According to Burgess’ story, spokespersons from Asheville City Schools and Buncombe County Schools said they were experiencing isolated issues and were working through them. In Haywood County Schools, Director of School Nutrition Allison Francis said that problems were ultimately minimal.
“We are still able to get milk,” Francis said. “We’ve been shorted on our chocolate, which the majority of students prefer. We can still get milk, just not chocolate.”
Francis added that the supplier, PET Dairy, has been in constant communication, letting her know about shortages in advance, so the school can consider ordering more plain milk to ensure there’s enough for everyone.
The milk carton shortage is yet another blow to the reputation of Pactiv Evergreen, which has been neither forthright nor forthcoming in communicating its situation over the past year.
By many accounts, the company’s exit from the community after 115 years has been a fiasco.
Federal, state and local officials received no warning of the March 6 closing announcement, which left educational institutions, governments and nonprofits scrambling to provide for soon-to-be unemployed workers.
The town’s waste water is treated by a Pactiv Evergreen facility on mill grounds. The closing leaves the town two years to figure out a solution (see CANTON, p. 9).

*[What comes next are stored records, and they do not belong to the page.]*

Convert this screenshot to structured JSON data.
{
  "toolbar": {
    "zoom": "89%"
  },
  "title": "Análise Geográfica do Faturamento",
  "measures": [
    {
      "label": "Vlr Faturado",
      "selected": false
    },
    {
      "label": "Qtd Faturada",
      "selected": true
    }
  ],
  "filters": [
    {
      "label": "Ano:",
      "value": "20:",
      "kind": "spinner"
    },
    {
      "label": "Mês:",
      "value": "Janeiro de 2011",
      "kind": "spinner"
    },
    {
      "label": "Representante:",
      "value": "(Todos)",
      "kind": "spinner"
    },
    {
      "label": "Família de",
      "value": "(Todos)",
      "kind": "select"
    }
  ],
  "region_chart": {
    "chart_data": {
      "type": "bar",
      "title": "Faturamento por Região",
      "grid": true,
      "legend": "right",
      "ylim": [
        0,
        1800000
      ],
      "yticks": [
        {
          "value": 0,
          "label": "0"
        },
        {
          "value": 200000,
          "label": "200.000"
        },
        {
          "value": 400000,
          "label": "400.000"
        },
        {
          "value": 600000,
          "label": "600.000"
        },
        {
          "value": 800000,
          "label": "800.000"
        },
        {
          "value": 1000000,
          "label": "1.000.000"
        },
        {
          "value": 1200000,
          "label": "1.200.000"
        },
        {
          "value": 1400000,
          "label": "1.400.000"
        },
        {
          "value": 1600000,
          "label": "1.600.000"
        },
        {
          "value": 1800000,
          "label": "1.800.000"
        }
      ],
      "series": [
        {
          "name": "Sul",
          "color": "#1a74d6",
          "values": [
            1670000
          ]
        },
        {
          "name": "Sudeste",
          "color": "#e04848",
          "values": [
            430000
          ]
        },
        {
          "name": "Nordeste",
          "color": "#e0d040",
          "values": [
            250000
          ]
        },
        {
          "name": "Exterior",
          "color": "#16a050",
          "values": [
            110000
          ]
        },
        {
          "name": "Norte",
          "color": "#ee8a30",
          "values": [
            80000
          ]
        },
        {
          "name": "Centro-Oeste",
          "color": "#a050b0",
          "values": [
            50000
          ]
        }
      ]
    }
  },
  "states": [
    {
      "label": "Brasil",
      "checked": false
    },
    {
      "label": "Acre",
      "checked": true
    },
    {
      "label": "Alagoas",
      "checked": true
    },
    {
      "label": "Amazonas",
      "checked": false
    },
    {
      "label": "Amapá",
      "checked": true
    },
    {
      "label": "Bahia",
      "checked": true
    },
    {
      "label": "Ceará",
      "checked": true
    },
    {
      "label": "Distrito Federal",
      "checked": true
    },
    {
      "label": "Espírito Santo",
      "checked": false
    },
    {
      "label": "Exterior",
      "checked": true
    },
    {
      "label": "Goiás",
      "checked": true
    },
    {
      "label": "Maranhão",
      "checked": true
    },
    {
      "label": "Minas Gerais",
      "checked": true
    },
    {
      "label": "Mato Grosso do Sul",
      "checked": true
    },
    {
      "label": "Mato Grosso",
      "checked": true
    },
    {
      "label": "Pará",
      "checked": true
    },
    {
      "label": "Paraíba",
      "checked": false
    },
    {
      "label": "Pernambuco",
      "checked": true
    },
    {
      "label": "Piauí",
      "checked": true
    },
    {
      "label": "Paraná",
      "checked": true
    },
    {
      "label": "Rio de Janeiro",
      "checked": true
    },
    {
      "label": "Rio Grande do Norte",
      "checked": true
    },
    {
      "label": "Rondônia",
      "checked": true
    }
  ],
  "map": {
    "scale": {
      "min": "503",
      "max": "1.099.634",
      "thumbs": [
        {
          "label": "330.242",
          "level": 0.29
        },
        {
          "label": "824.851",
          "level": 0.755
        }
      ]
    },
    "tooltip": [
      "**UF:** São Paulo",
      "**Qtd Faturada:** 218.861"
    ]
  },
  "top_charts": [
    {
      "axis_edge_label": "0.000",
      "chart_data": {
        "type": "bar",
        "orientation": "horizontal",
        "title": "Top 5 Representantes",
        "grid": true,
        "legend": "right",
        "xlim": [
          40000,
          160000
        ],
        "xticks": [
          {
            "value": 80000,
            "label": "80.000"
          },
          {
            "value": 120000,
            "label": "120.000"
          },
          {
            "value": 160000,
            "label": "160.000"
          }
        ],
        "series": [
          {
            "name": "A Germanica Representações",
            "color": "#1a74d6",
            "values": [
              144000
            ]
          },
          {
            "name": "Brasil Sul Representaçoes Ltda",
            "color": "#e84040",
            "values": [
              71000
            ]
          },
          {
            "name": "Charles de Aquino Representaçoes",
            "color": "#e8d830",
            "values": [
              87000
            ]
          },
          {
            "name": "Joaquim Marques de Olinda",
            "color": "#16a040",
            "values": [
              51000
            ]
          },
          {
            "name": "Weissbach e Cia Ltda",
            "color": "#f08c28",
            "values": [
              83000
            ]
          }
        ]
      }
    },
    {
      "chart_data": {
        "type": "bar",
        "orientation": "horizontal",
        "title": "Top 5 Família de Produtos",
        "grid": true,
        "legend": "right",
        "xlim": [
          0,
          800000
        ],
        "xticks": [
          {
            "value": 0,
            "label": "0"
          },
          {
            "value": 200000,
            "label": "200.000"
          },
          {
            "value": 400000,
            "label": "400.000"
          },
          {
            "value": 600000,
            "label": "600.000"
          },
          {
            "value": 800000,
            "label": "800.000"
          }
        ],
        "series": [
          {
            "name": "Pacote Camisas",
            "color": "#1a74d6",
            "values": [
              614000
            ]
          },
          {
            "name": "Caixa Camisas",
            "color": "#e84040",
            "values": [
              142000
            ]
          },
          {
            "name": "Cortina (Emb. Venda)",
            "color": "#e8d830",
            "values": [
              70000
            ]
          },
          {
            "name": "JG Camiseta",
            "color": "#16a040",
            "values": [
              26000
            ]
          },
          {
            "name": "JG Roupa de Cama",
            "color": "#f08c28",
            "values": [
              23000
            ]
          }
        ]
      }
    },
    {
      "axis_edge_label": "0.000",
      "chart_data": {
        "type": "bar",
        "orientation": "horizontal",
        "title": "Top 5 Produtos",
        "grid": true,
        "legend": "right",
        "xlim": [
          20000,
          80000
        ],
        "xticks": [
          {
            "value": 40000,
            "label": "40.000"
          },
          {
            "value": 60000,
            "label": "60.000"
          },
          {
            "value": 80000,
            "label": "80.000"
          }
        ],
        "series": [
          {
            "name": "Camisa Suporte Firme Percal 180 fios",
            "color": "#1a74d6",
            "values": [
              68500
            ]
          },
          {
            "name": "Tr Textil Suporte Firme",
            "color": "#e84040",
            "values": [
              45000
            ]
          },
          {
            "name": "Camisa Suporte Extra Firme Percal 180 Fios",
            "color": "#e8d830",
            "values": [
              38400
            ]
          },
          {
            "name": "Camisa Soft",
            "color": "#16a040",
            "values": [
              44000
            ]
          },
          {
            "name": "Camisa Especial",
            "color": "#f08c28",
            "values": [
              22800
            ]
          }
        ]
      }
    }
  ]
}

Stock sales by top executives four days before the announcement, first reported by SMN, totaled more than $660,000 and were seen as a grave insult to workers, who were given less than three months’ notice that they’d soon lose their jobs and only one week’s severance pay for each consecutive year worked at the mill.
A property tax appeal sought by Pactiv Evergreen in late May, which would have led to a dramatic reduction in the amount the company owed to the town and the county for its sprawling 185-acre campus, took all of 25 minutes to be rejected by county tax officials.
Smathers wouldn’t opine on the tragic insinuation that company officials could have based the mill’s closing on a false premise. He did, however, continue to maintain faith in the mill’s workforce, many of whom are part of families that had worked at the site over generations.
“This is less about whether the mill was wrong and more about how right the mill workers were from day one, about everything,” he said. “They were right about what would happen if Pactiv Evergreen were to halt production, they were right about the quality of the Haywood County product they made and they were right about how many lives would be affected by the closing, well beyond Canton city limits.”